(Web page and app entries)

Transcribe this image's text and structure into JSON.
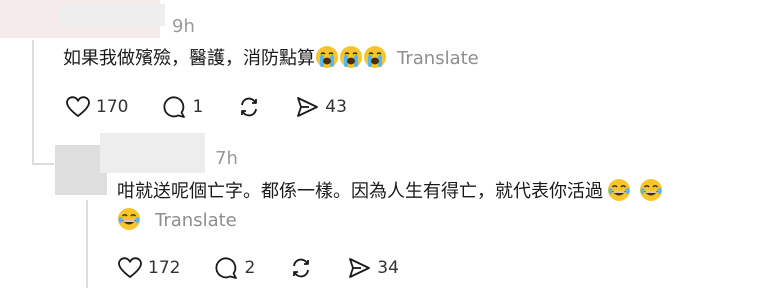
{
  "comments": [
    {
      "time": "9h",
      "text": "如果我做殯殮，醫護，消防點算",
      "emojis": [
        "sob-emoji",
        "sob-emoji",
        "sob-emoji"
      ],
      "translate": "Translate",
      "likes": "170",
      "replies": "1",
      "shares": "43"
    },
    {
      "time": "7h",
      "text_line1": "咁就送呢個亡字。都係一樣。因為人生有得亡，就代表你活過",
      "emojis_line1": [
        "joy-emoji",
        "joy-emoji"
      ],
      "emojis_line2": [
        "joy-emoji"
      ],
      "translate": "Translate",
      "likes": "172",
      "replies": "2",
      "shares": "34"
    }
  ],
  "colors": {
    "text": "#1a1a1a",
    "muted": "#999999",
    "translate": "#8e8e8e",
    "emoji_face": "#f5c52a"
  }
}
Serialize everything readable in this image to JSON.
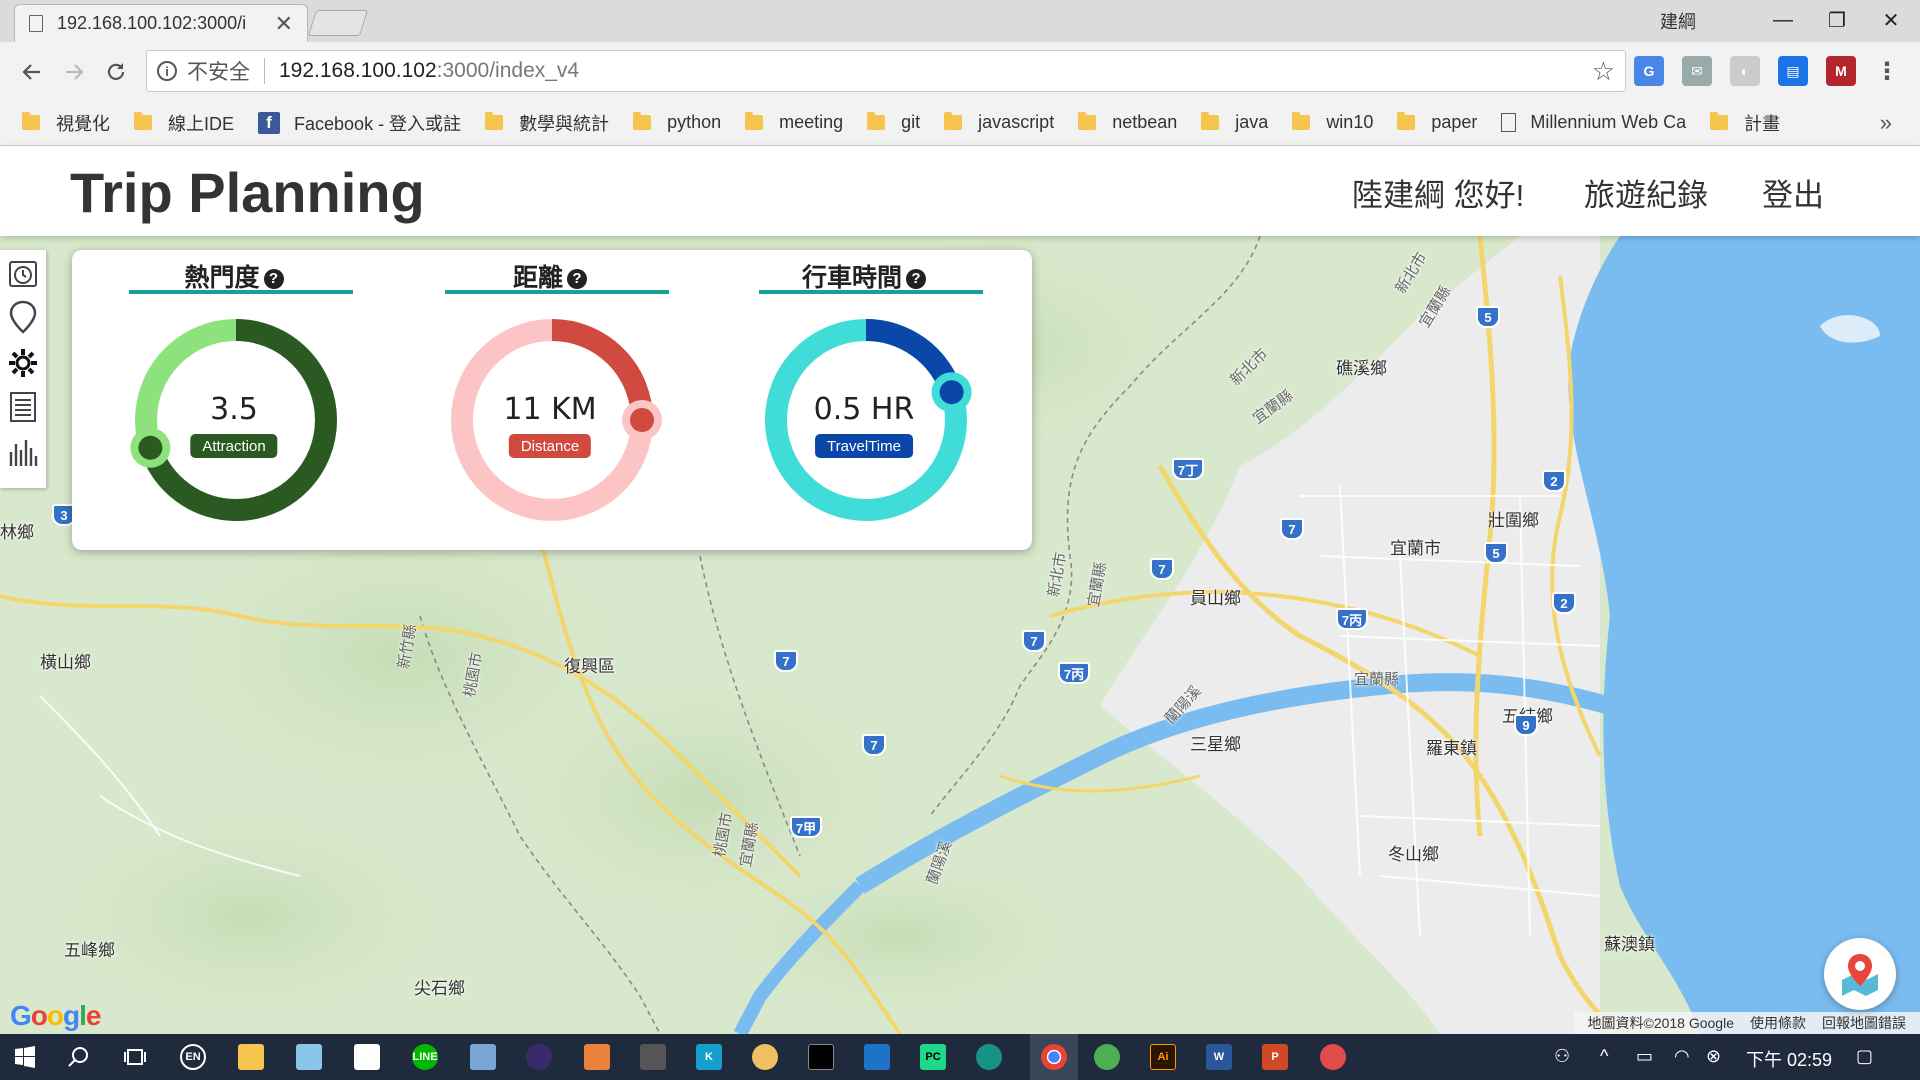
{
  "browser": {
    "tab_title": "192.168.100.102:3000/i",
    "tab_close": "✕",
    "window_user": "建綱",
    "minimize": "—",
    "restore": "❐",
    "close": "✕",
    "security_label": "不安全",
    "url_host": "192.168.100.102",
    "url_path": ":3000/index_v4",
    "bookmarks_more": "»"
  },
  "bookmarks": [
    {
      "label": "視覺化",
      "icon": "folder-icon"
    },
    {
      "label": "線上IDE",
      "icon": "folder-icon"
    },
    {
      "label": "Facebook - 登入或註",
      "icon": "facebook-icon"
    },
    {
      "label": "數學與統計",
      "icon": "folder-icon"
    },
    {
      "label": "python",
      "icon": "folder-icon"
    },
    {
      "label": "meeting",
      "icon": "folder-icon"
    },
    {
      "label": "git",
      "icon": "folder-icon"
    },
    {
      "label": "javascript",
      "icon": "folder-icon"
    },
    {
      "label": "netbean",
      "icon": "folder-icon"
    },
    {
      "label": "java",
      "icon": "folder-icon"
    },
    {
      "label": "win10",
      "icon": "folder-icon"
    },
    {
      "label": "paper",
      "icon": "folder-icon"
    },
    {
      "label": "Millennium Web Ca",
      "icon": "page-icon"
    },
    {
      "label": "計畫",
      "icon": "folder-icon"
    }
  ],
  "app": {
    "title": "Trip Planning",
    "greeting": "陸建綱 您好!",
    "nav_history": "旅遊紀錄",
    "nav_logout": "登出"
  },
  "gauges": [
    {
      "title": "熱門度",
      "value": "3.5",
      "badge": "Attraction",
      "fraction": 0.7,
      "track": "#8ee27e",
      "fill": "#2a5a22",
      "badge_color": "#2a5a22",
      "knob_ring": "#8ee27e",
      "knob": "#2a5a22"
    },
    {
      "title": "距離",
      "value": "11 KM",
      "badge": "Distance",
      "fraction": 0.25,
      "track": "#fcc4c4",
      "fill": "#d04a40",
      "badge_color": "#d04a40",
      "knob_ring": "#fcc4c4",
      "knob": "#d04a40"
    },
    {
      "title": "行車時間",
      "value": "0.5 HR",
      "badge": "TravelTime",
      "fraction": 0.2,
      "track": "#40dcd8",
      "fill": "#0a47a8",
      "badge_color": "#0a47a8",
      "knob_ring": "#40dcd8",
      "knob": "#0a47a8"
    }
  ],
  "map": {
    "labels": [
      {
        "text": "新北市",
        "cls": "small"
      },
      {
        "text": "宜蘭縣",
        "cls": "small"
      },
      {
        "text": "新北市",
        "cls": "small"
      },
      {
        "text": "宜蘭縣",
        "cls": "small"
      },
      {
        "text": "礁溪鄉",
        "cls": ""
      },
      {
        "text": "壯圍鄉",
        "cls": ""
      },
      {
        "text": "宜蘭市",
        "cls": ""
      },
      {
        "text": "員山鄉",
        "cls": ""
      },
      {
        "text": "林鄉",
        "cls": ""
      },
      {
        "text": "橫山鄉",
        "cls": ""
      },
      {
        "text": "復興區",
        "cls": ""
      },
      {
        "text": "新竹縣",
        "cls": "small"
      },
      {
        "text": "桃園市",
        "cls": "small"
      },
      {
        "text": "新北市",
        "cls": "small"
      },
      {
        "text": "宜蘭縣",
        "cls": "small"
      },
      {
        "text": "宜蘭縣",
        "cls": "small"
      },
      {
        "text": "五結鄉",
        "cls": ""
      },
      {
        "text": "三星鄉",
        "cls": ""
      },
      {
        "text": "羅東鎮",
        "cls": ""
      },
      {
        "text": "蘭陽溪",
        "cls": "small"
      },
      {
        "text": "冬山鄉",
        "cls": ""
      },
      {
        "text": "桃園市",
        "cls": "small"
      },
      {
        "text": "宜蘭縣",
        "cls": "small"
      },
      {
        "text": "蘭陽溪",
        "cls": "small"
      },
      {
        "text": "五峰鄉",
        "cls": ""
      },
      {
        "text": "尖石鄉",
        "cls": ""
      },
      {
        "text": "蘇澳鎮",
        "cls": ""
      }
    ],
    "routes": [
      "5",
      "7丁",
      "2",
      "3",
      "7",
      "7",
      "5",
      "2",
      "7",
      "7丙",
      "7",
      "7丙",
      "7",
      "9",
      "7",
      "7甲"
    ],
    "google": "Google",
    "attribution": [
      "地圖資料©2018 Google",
      "使用條款",
      "回報地圖錯誤"
    ]
  },
  "taskbar": {
    "lang": "EN",
    "clock": "下午 02:59"
  }
}
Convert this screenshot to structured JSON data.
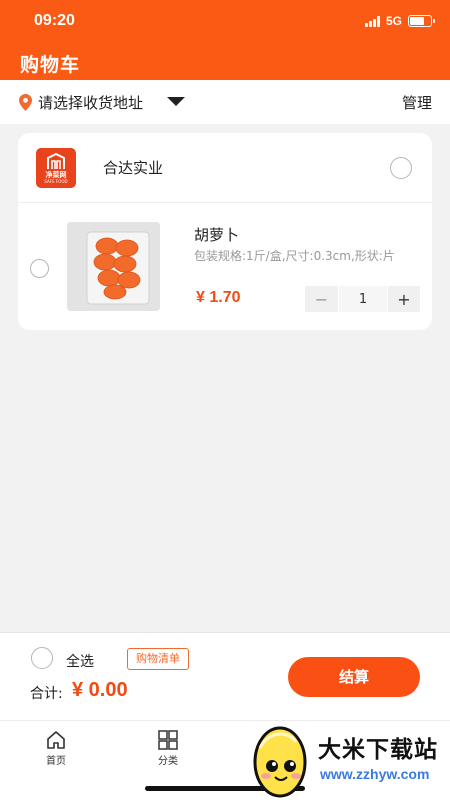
{
  "status_bar": {
    "time": "09:20",
    "network": "5G",
    "battery_level": 0.7
  },
  "header": {
    "title": "购物车"
  },
  "address": {
    "text": "请选择收货地址",
    "manage": "管理"
  },
  "shop": {
    "name": "合达实业",
    "logo_text": "净菜网",
    "logo_subtext": "SAFE FOOD",
    "item": {
      "name": "胡萝卜",
      "spec": "包装规格:1斤/盒,尺寸:0.3cm,形状:片",
      "price": "¥ 1.70",
      "quantity": "1",
      "minus": "−",
      "plus": "+"
    }
  },
  "footer": {
    "select_all": "全选",
    "shopping_list": "购物清单",
    "total_label": "合计:",
    "total_value": "¥ 0.00",
    "checkout": "结算"
  },
  "tabbar": {
    "tabs": [
      {
        "label": "首页"
      },
      {
        "label": "分类"
      }
    ]
  },
  "watermark": {
    "text": "大米下载站",
    "url": "www.zzhyw.com"
  },
  "colors": {
    "accent": "#fa5a14",
    "price": "#f24a12"
  }
}
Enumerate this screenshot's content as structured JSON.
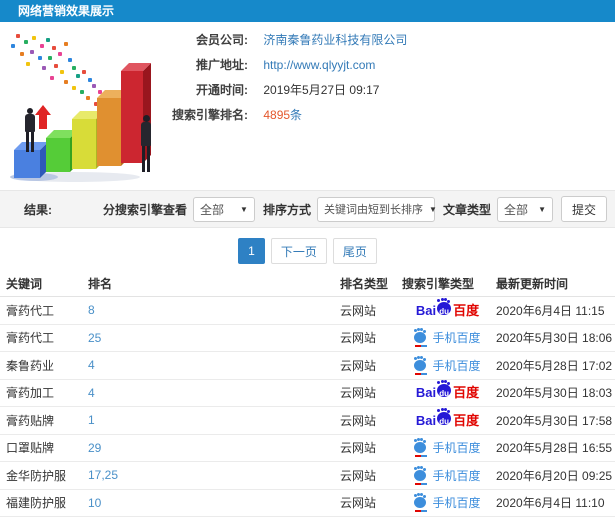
{
  "header": {
    "title": "网络营销效果展示"
  },
  "info": {
    "company_label": "会员公司:",
    "company_value": "济南秦鲁药业科技有限公司",
    "site_label": "推广地址:",
    "site_value": "http://www.qlyyjt.com",
    "opened_label": "开通时间:",
    "opened_value": "2019年5月27日 09:17",
    "rank_label": "搜索引擎排名:",
    "rank_count": "4895",
    "rank_unit": "条"
  },
  "filters": {
    "result_label": "结果:",
    "engine_view_label": "分搜索引擎查看",
    "engine_view_value": "全部",
    "sort_label": "排序方式",
    "sort_value": "关键词由短到长排序",
    "article_type_label": "文章类型",
    "article_type_value": "全部",
    "submit_label": "提交",
    "caret": "▼"
  },
  "pagination": {
    "current": "1",
    "next_label": "下一页",
    "last_label": "尾页"
  },
  "table": {
    "headers": [
      "关键词",
      "排名",
      "排名类型",
      "搜索引擎类型",
      "最新更新时间"
    ],
    "rows": [
      {
        "keyword": "膏药代工",
        "rank": "8",
        "rank_type": "云网站",
        "engine": "baidu",
        "engine_label": "百度",
        "updated": "2020年6月4日 11:15"
      },
      {
        "keyword": "膏药代工",
        "rank": "25",
        "rank_type": "云网站",
        "engine": "mobile",
        "engine_label": "手机百度",
        "updated": "2020年5月30日 18:06"
      },
      {
        "keyword": "秦鲁药业",
        "rank": "4",
        "rank_type": "云网站",
        "engine": "mobile",
        "engine_label": "手机百度",
        "updated": "2020年5月28日 17:02"
      },
      {
        "keyword": "膏药加工",
        "rank": "4",
        "rank_type": "云网站",
        "engine": "baidu",
        "engine_label": "百度",
        "updated": "2020年5月30日 18:03"
      },
      {
        "keyword": "膏药贴牌",
        "rank": "1",
        "rank_type": "云网站",
        "engine": "baidu",
        "engine_label": "百度",
        "updated": "2020年5月30日 17:58"
      },
      {
        "keyword": "口罩贴牌",
        "rank": "29",
        "rank_type": "云网站",
        "engine": "mobile",
        "engine_label": "手机百度",
        "updated": "2020年5月28日 16:55"
      },
      {
        "keyword": "金华防护服",
        "rank": "17,25",
        "rank_type": "云网站",
        "engine": "mobile",
        "engine_label": "手机百度",
        "updated": "2020年6月20日 09:25"
      },
      {
        "keyword": "福建防护服",
        "rank": "10",
        "rank_type": "云网站",
        "engine": "mobile",
        "engine_label": "手机百度",
        "updated": "2020年6月4日 11:10"
      }
    ]
  },
  "logos": {
    "baidu_bai": "Bai",
    "baidu_du": "du",
    "baidu_cn": "百度",
    "mobile_label": "手机百度"
  },
  "colors": {
    "titlebar_blue": "#1689ca",
    "link_blue": "#337ab7",
    "count_red": "#e4572c",
    "rank_blue": "#4a90c8",
    "baidu_blue": "#2519d6",
    "baidu_red": "#e10602",
    "mobile_blue": "#3d8edc",
    "active_page_blue": "#2e81c4",
    "filter_bar_bg": "#f4f4f4"
  }
}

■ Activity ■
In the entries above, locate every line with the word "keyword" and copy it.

■ Exercise output ■
        "keyword": "膏药代工",
        "keyword": "膏药代工",
        "keyword": "秦鲁药业",
        "keyword": "膏药加工",
        "keyword": "膏药贴牌",
        "keyword": "口罩贴牌",
        "keyword": "金华防护服",
        "keyword": "福建防护服",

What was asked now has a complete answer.